Popular Home Insecticide Banned By EPA

First Durspan, now Diazinon. Diazinon is practically a household name for gardeners and homeowners. After studies linked Diazinon to low birth weight children, the U.S. Environmental Protection Agency decided to phase out household use of the popular insecticide.

WLOX Outdoor Reporter and Mississippi State Extension Agent Dr. David Held says this ban does not prevent you from using the Diazinon you have. However, Diazinon will no longer be sold after this year, so homeowners who like to use Diazinon are stocking up. Held says look for alternatives to Diazinon such as Sevin or permathrin. More advice; Be safe! Before using any insecticide, always be sure to read the label carefully and follow all label directions regarding personal protection equipment and instructions for mixing and applying the product.

Mississippi State University Cooperative Extension Service offers a publication with valuable information about controlling insect around the home and lawn. The follow tips are from that publication.

Choosing and Purchasing Insecticides:

There are several important factors that must be considered when purchasing an insecticide to use in the home lawn. Time spent considering these factors and reading insecticide labels before making the purchase is time well-invested! Purchasing the wrong product can lead to many undesirable consequences, including poor control, plant injury, application difficulties, and time spent returning the product. Some of the key points to consider when purchasing insecticides are listed below.

1. What is the active ingredient in the product?
When purchasing insecticides it is important to think in terms of the active ingredient, rather than the brand name. Granted, the names of these active ingredients sound somewhat technical in nature (e.g. permethrin, carbaryl, imidacloprid), but in the long run they are much shorter, less confusing, and easier to remember than brand names (e.g., Hi-Yield Kill-A-Bug II, Garden Tech Sevin Concentrate Bug Killer, Bayer Advanced Season-Long Grub Control). Quite often, the same active ingredient may be sold under dozens of different brand names. Knowing the active ingredient makes it easier to find an alternative product if a particular brand-name product is not available. It is also important to be aware that the active ingredient contained in a product with a given brand name may change over time. Do not assume that Mo-Betta Bug Bopper 33 contains the same active ingredient now as it did when you last used it 5 years ago. Check the active ingredients.

2. Is the product labeled for the intended site and use?
If you need a product to control chinch bugs in St. Augustine grass, be sure to read the label and verify that the insecticide you are purchasing is labeled for use in home lawns, that it is safe to use on St. Augustine grass, and that it is effective against chinch bugs. All of this information should be available on the product label, and it should also indicate how much product to use and how to mix and apply the product. If you do not find this information on the label, don't buy the product! Look for products with labels that are easy to read and understand.

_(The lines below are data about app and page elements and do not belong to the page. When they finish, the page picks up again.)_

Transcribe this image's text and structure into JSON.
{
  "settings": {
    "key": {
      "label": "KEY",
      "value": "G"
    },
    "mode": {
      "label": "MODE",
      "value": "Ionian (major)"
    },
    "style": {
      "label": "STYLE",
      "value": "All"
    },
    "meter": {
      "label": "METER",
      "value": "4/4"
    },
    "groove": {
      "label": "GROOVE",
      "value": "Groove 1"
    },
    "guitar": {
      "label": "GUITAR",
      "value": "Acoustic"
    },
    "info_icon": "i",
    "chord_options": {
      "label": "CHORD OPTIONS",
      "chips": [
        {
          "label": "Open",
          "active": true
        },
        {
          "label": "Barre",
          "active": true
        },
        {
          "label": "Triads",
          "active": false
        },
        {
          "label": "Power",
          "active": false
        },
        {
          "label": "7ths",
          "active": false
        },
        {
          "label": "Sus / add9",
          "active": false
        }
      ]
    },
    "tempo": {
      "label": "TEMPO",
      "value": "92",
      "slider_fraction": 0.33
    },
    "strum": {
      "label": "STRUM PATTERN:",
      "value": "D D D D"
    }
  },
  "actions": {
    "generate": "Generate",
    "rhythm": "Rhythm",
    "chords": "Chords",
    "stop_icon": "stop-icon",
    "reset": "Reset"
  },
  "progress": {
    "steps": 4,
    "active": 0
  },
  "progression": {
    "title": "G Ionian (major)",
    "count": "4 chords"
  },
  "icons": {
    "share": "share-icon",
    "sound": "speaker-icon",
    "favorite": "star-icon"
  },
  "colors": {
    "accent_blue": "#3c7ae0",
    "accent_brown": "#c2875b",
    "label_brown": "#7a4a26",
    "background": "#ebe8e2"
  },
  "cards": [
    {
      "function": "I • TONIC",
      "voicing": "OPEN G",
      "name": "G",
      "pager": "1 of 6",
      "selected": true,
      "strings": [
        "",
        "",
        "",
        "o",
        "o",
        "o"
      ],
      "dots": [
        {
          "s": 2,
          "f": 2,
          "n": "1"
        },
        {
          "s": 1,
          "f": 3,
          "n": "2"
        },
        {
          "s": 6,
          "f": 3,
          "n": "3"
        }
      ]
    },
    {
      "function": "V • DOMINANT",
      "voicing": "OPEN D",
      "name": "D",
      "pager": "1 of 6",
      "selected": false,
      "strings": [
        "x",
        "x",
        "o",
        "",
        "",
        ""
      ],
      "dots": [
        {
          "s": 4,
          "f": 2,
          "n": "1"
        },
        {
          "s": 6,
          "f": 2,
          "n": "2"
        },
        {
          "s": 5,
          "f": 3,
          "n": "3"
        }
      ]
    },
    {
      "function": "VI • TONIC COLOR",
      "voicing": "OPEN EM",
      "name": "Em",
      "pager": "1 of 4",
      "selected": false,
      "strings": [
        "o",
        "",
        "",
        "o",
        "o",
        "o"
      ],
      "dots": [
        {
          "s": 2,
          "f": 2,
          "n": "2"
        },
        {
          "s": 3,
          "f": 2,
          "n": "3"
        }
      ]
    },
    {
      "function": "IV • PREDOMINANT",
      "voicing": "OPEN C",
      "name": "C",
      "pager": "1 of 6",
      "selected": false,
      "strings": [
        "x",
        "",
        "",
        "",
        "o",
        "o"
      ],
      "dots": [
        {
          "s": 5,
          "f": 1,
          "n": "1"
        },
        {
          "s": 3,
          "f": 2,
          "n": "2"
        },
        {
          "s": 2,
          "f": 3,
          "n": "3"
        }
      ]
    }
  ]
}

3. How is the product formulated?
In many cases the same active ingredient is available in products that are formulated as granules, wettable powders, liquid concentrates, and dilute ready-to-spray products. It is important to be sure that you are purchasing the formulation that is best suited for your intended use. If you purchase a wettable powder formulation, which is mixed with water and applied as a liquid spray, but you do not have the necessary spray equipment, you will be unable to apply the product. Also, be sure to consider what type of formulation is best for the intended use and that you have the necessary equipment to apply that formulation before purchasing the product. Granular products are relatively easy to apply on the home lawn, but they are not as effective as liquid sprays against some types of pests.

4. What is the percentage of active ingredient in the product; how much is in the container; what is the use rate; and how much product do you need to do the job?
If you purchase a quart of ready-to-spray formulation containing 0.002% active ingredient when you really need a quart of 25% liquid concentrate, you will not have nearly enough product. If you know that you need to treat 6,000 square feet at a rate of 4 fluid ounces of product per 1,000 square feet, then you need 24 fluid ounces of total formulated product. Based on this, you know you need to buy the quart size (32 fluid ounces) rather than the pint size (16 fluid ounces). You also know that you do not need to buy the gallon size, as this would result in a lot of leftover product.